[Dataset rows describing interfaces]
>>>

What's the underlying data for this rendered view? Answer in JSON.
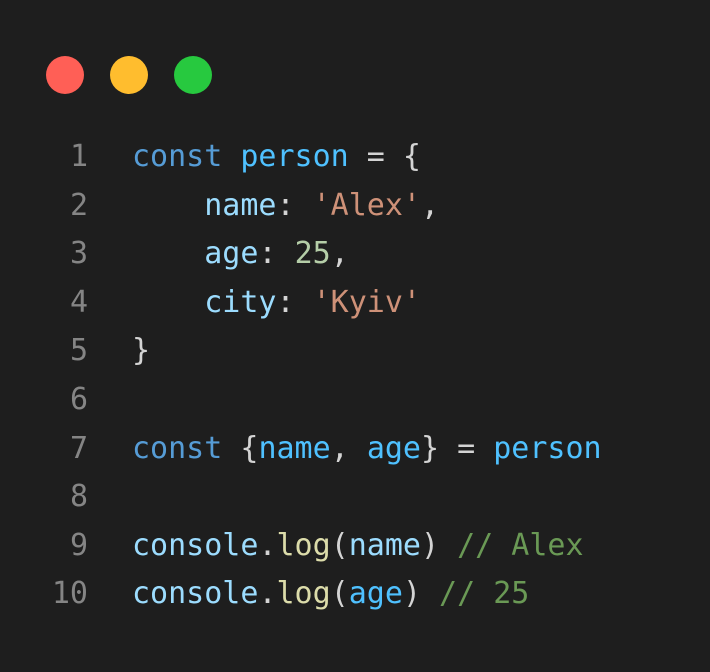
{
  "window": {
    "traffic_lights": [
      {
        "name": "close",
        "color": "#ff5f56"
      },
      {
        "name": "minimize",
        "color": "#ffbd2e"
      },
      {
        "name": "maximize",
        "color": "#27c93f"
      }
    ]
  },
  "colors": {
    "background": "#1e1e1e",
    "line_number": "#858585",
    "keyword": "#569cd6",
    "variable": "#4fc1ff",
    "property": "#9cdcfe",
    "string": "#ce9178",
    "number": "#b5cea8",
    "function": "#dcdcaa",
    "comment": "#6a9955",
    "punctuation": "#d4d4d4"
  },
  "code": [
    {
      "n": "1",
      "tokens": [
        {
          "t": "const",
          "c": "keyword"
        },
        {
          "t": " ",
          "c": "punctuation"
        },
        {
          "t": "person",
          "c": "variable"
        },
        {
          "t": " = {",
          "c": "punctuation"
        }
      ]
    },
    {
      "n": "2",
      "tokens": [
        {
          "t": "    ",
          "c": "punctuation"
        },
        {
          "t": "name",
          "c": "property"
        },
        {
          "t": ": ",
          "c": "punctuation"
        },
        {
          "t": "'Alex'",
          "c": "string"
        },
        {
          "t": ",",
          "c": "punctuation"
        }
      ]
    },
    {
      "n": "3",
      "tokens": [
        {
          "t": "    ",
          "c": "punctuation"
        },
        {
          "t": "age",
          "c": "property"
        },
        {
          "t": ": ",
          "c": "punctuation"
        },
        {
          "t": "25",
          "c": "number"
        },
        {
          "t": ",",
          "c": "punctuation"
        }
      ]
    },
    {
      "n": "4",
      "tokens": [
        {
          "t": "    ",
          "c": "punctuation"
        },
        {
          "t": "city",
          "c": "property"
        },
        {
          "t": ": ",
          "c": "punctuation"
        },
        {
          "t": "'Kyiv'",
          "c": "string"
        }
      ]
    },
    {
      "n": "5",
      "tokens": [
        {
          "t": "}",
          "c": "punctuation"
        }
      ]
    },
    {
      "n": "6",
      "tokens": []
    },
    {
      "n": "7",
      "tokens": [
        {
          "t": "const",
          "c": "keyword"
        },
        {
          "t": " {",
          "c": "punctuation"
        },
        {
          "t": "name",
          "c": "variable"
        },
        {
          "t": ", ",
          "c": "punctuation"
        },
        {
          "t": "age",
          "c": "variable"
        },
        {
          "t": "} = ",
          "c": "punctuation"
        },
        {
          "t": "person",
          "c": "variable"
        }
      ]
    },
    {
      "n": "8",
      "tokens": []
    },
    {
      "n": "9",
      "tokens": [
        {
          "t": "console",
          "c": "property"
        },
        {
          "t": ".",
          "c": "punctuation"
        },
        {
          "t": "log",
          "c": "function"
        },
        {
          "t": "(",
          "c": "punctuation"
        },
        {
          "t": "name",
          "c": "property"
        },
        {
          "t": ")",
          "c": "punctuation"
        },
        {
          "t": " // Alex",
          "c": "comment"
        }
      ]
    },
    {
      "n": "10",
      "tokens": [
        {
          "t": "console",
          "c": "property"
        },
        {
          "t": ".",
          "c": "punctuation"
        },
        {
          "t": "log",
          "c": "function"
        },
        {
          "t": "(",
          "c": "punctuation"
        },
        {
          "t": "age",
          "c": "variable"
        },
        {
          "t": ")",
          "c": "punctuation"
        },
        {
          "t": " // 25",
          "c": "comment"
        }
      ]
    }
  ]
}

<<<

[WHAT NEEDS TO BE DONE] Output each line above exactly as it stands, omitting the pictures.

[OUTPUT BELOW]
What's the underlying data for this rendered view? Answer in JSON.
{
  "window": {
    "traffic_lights": [
      {
        "name": "close",
        "color": "#ff5f56"
      },
      {
        "name": "minimize",
        "color": "#ffbd2e"
      },
      {
        "name": "maximize",
        "color": "#27c93f"
      }
    ]
  },
  "colors": {
    "background": "#1e1e1e",
    "line_number": "#858585",
    "keyword": "#569cd6",
    "variable": "#4fc1ff",
    "property": "#9cdcfe",
    "string": "#ce9178",
    "number": "#b5cea8",
    "function": "#dcdcaa",
    "comment": "#6a9955",
    "punctuation": "#d4d4d4"
  },
  "code": [
    {
      "n": "1",
      "tokens": [
        {
          "t": "const",
          "c": "keyword"
        },
        {
          "t": " ",
          "c": "punctuation"
        },
        {
          "t": "person",
          "c": "variable"
        },
        {
          "t": " = {",
          "c": "punctuation"
        }
      ]
    },
    {
      "n": "2",
      "tokens": [
        {
          "t": "    ",
          "c": "punctuation"
        },
        {
          "t": "name",
          "c": "property"
        },
        {
          "t": ": ",
          "c": "punctuation"
        },
        {
          "t": "'Alex'",
          "c": "string"
        },
        {
          "t": ",",
          "c": "punctuation"
        }
      ]
    },
    {
      "n": "3",
      "tokens": [
        {
          "t": "    ",
          "c": "punctuation"
        },
        {
          "t": "age",
          "c": "property"
        },
        {
          "t": ": ",
          "c": "punctuation"
        },
        {
          "t": "25",
          "c": "number"
        },
        {
          "t": ",",
          "c": "punctuation"
        }
      ]
    },
    {
      "n": "4",
      "tokens": [
        {
          "t": "    ",
          "c": "punctuation"
        },
        {
          "t": "city",
          "c": "property"
        },
        {
          "t": ": ",
          "c": "punctuation"
        },
        {
          "t": "'Kyiv'",
          "c": "string"
        }
      ]
    },
    {
      "n": "5",
      "tokens": [
        {
          "t": "}",
          "c": "punctuation"
        }
      ]
    },
    {
      "n": "6",
      "tokens": []
    },
    {
      "n": "7",
      "tokens": [
        {
          "t": "const",
          "c": "keyword"
        },
        {
          "t": " {",
          "c": "punctuation"
        },
        {
          "t": "name",
          "c": "variable"
        },
        {
          "t": ", ",
          "c": "punctuation"
        },
        {
          "t": "age",
          "c": "variable"
        },
        {
          "t": "} = ",
          "c": "punctuation"
        },
        {
          "t": "person",
          "c": "variable"
        }
      ]
    },
    {
      "n": "8",
      "tokens": []
    },
    {
      "n": "9",
      "tokens": [
        {
          "t": "console",
          "c": "property"
        },
        {
          "t": ".",
          "c": "punctuation"
        },
        {
          "t": "log",
          "c": "function"
        },
        {
          "t": "(",
          "c": "punctuation"
        },
        {
          "t": "name",
          "c": "property"
        },
        {
          "t": ")",
          "c": "punctuation"
        },
        {
          "t": " // Alex",
          "c": "comment"
        }
      ]
    },
    {
      "n": "10",
      "tokens": [
        {
          "t": "console",
          "c": "property"
        },
        {
          "t": ".",
          "c": "punctuation"
        },
        {
          "t": "log",
          "c": "function"
        },
        {
          "t": "(",
          "c": "punctuation"
        },
        {
          "t": "age",
          "c": "variable"
        },
        {
          "t": ")",
          "c": "punctuation"
        },
        {
          "t": " // 25",
          "c": "comment"
        }
      ]
    }
  ]
}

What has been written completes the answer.